"""
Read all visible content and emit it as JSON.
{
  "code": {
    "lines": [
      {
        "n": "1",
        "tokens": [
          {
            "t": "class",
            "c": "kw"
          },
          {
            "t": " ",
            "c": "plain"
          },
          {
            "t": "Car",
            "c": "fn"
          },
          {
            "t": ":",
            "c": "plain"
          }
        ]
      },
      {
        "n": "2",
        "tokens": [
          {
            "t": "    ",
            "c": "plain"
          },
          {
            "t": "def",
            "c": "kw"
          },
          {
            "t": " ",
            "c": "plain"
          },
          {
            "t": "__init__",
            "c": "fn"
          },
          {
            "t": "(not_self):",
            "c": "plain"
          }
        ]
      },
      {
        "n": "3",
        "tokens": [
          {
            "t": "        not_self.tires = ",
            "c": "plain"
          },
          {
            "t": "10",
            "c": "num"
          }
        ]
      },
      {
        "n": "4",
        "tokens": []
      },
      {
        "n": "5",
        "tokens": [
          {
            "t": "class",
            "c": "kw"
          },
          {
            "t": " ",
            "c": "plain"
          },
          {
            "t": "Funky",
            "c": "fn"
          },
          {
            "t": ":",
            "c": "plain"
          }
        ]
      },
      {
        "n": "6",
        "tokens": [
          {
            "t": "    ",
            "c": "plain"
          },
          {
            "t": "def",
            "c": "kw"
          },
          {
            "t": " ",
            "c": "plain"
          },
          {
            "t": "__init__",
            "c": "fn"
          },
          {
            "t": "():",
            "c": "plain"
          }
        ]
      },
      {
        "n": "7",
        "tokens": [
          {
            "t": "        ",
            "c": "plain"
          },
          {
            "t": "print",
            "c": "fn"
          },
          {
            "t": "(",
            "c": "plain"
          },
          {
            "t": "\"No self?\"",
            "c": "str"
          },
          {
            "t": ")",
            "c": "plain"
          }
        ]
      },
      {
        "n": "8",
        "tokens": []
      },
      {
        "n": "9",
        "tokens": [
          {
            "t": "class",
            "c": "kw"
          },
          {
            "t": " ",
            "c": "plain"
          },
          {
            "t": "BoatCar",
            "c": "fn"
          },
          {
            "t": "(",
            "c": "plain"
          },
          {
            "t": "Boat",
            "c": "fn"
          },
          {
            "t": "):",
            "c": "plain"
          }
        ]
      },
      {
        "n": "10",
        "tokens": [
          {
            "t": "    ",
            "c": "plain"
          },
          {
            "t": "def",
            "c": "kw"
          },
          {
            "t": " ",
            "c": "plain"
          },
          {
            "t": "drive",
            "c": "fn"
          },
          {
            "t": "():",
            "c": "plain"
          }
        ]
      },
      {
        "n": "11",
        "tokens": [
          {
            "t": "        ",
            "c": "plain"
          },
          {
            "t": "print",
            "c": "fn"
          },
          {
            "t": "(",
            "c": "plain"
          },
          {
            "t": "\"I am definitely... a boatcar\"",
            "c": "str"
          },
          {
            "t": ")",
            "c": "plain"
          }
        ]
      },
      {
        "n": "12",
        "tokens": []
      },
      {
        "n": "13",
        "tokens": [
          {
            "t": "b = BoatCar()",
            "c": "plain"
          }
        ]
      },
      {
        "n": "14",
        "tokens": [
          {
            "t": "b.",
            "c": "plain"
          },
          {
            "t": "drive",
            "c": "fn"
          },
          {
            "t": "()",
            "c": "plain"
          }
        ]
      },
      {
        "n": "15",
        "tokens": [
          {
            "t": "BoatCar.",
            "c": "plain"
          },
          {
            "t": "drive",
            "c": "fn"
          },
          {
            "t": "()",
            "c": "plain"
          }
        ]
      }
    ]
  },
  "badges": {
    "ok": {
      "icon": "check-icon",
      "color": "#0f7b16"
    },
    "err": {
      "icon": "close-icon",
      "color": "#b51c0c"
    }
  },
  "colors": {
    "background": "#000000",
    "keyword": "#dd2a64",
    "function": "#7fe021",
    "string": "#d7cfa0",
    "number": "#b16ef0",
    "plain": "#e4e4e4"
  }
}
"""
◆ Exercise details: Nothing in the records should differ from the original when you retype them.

◆ Written answer:
Read all visible content and emit it as JSON.
{
  "code": {
    "lines": [
      {
        "n": "1",
        "tokens": [
          {
            "t": "class",
            "c": "kw"
          },
          {
            "t": " ",
            "c": "plain"
          },
          {
            "t": "Car",
            "c": "fn"
          },
          {
            "t": ":",
            "c": "plain"
          }
        ]
      },
      {
        "n": "2",
        "tokens": [
          {
            "t": "    ",
            "c": "plain"
          },
          {
            "t": "def",
            "c": "kw"
          },
          {
            "t": " ",
            "c": "plain"
          },
          {
            "t": "__init__",
            "c": "fn"
          },
          {
            "t": "(not_self):",
            "c": "plain"
          }
        ]
      },
      {
        "n": "3",
        "tokens": [
          {
            "t": "        not_self.tires = ",
            "c": "plain"
          },
          {
            "t": "10",
            "c": "num"
          }
        ]
      },
      {
        "n": "4",
        "tokens": []
      },
      {
        "n": "5",
        "tokens": [
          {
            "t": "class",
            "c": "kw"
          },
          {
            "t": " ",
            "c": "plain"
          },
          {
            "t": "Funky",
            "c": "fn"
          },
          {
            "t": ":",
            "c": "plain"
          }
        ]
      },
      {
        "n": "6",
        "tokens": [
          {
            "t": "    ",
            "c": "plain"
          },
          {
            "t": "def",
            "c": "kw"
          },
          {
            "t": " ",
            "c": "plain"
          },
          {
            "t": "__init__",
            "c": "fn"
          },
          {
            "t": "():",
            "c": "plain"
          }
        ]
      },
      {
        "n": "7",
        "tokens": [
          {
            "t": "        ",
            "c": "plain"
          },
          {
            "t": "print",
            "c": "fn"
          },
          {
            "t": "(",
            "c": "plain"
          },
          {
            "t": "\"No self?\"",
            "c": "str"
          },
          {
            "t": ")",
            "c": "plain"
          }
        ]
      },
      {
        "n": "8",
        "tokens": []
      },
      {
        "n": "9",
        "tokens": [
          {
            "t": "class",
            "c": "kw"
          },
          {
            "t": " ",
            "c": "plain"
          },
          {
            "t": "BoatCar",
            "c": "fn"
          },
          {
            "t": "(",
            "c": "plain"
          },
          {
            "t": "Boat",
            "c": "fn"
          },
          {
            "t": "):",
            "c": "plain"
          }
        ]
      },
      {
        "n": "10",
        "tokens": [
          {
            "t": "    ",
            "c": "plain"
          },
          {
            "t": "def",
            "c": "kw"
          },
          {
            "t": " ",
            "c": "plain"
          },
          {
            "t": "drive",
            "c": "fn"
          },
          {
            "t": "():",
            "c": "plain"
          }
        ]
      },
      {
        "n": "11",
        "tokens": [
          {
            "t": "        ",
            "c": "plain"
          },
          {
            "t": "print",
            "c": "fn"
          },
          {
            "t": "(",
            "c": "plain"
          },
          {
            "t": "\"I am definitely... a boatcar\"",
            "c": "str"
          },
          {
            "t": ")",
            "c": "plain"
          }
        ]
      },
      {
        "n": "12",
        "tokens": []
      },
      {
        "n": "13",
        "tokens": [
          {
            "t": "b = BoatCar()",
            "c": "plain"
          }
        ]
      },
      {
        "n": "14",
        "tokens": [
          {
            "t": "b.",
            "c": "plain"
          },
          {
            "t": "drive",
            "c": "fn"
          },
          {
            "t": "()",
            "c": "plain"
          }
        ]
      },
      {
        "n": "15",
        "tokens": [
          {
            "t": "BoatCar.",
            "c": "plain"
          },
          {
            "t": "drive",
            "c": "fn"
          },
          {
            "t": "()",
            "c": "plain"
          }
        ]
      }
    ]
  },
  "badges": {
    "ok": {
      "icon": "check-icon",
      "color": "#0f7b16"
    },
    "err": {
      "icon": "close-icon",
      "color": "#b51c0c"
    }
  },
  "colors": {
    "background": "#000000",
    "keyword": "#dd2a64",
    "function": "#7fe021",
    "string": "#d7cfa0",
    "number": "#b16ef0",
    "plain": "#e4e4e4"
  }
}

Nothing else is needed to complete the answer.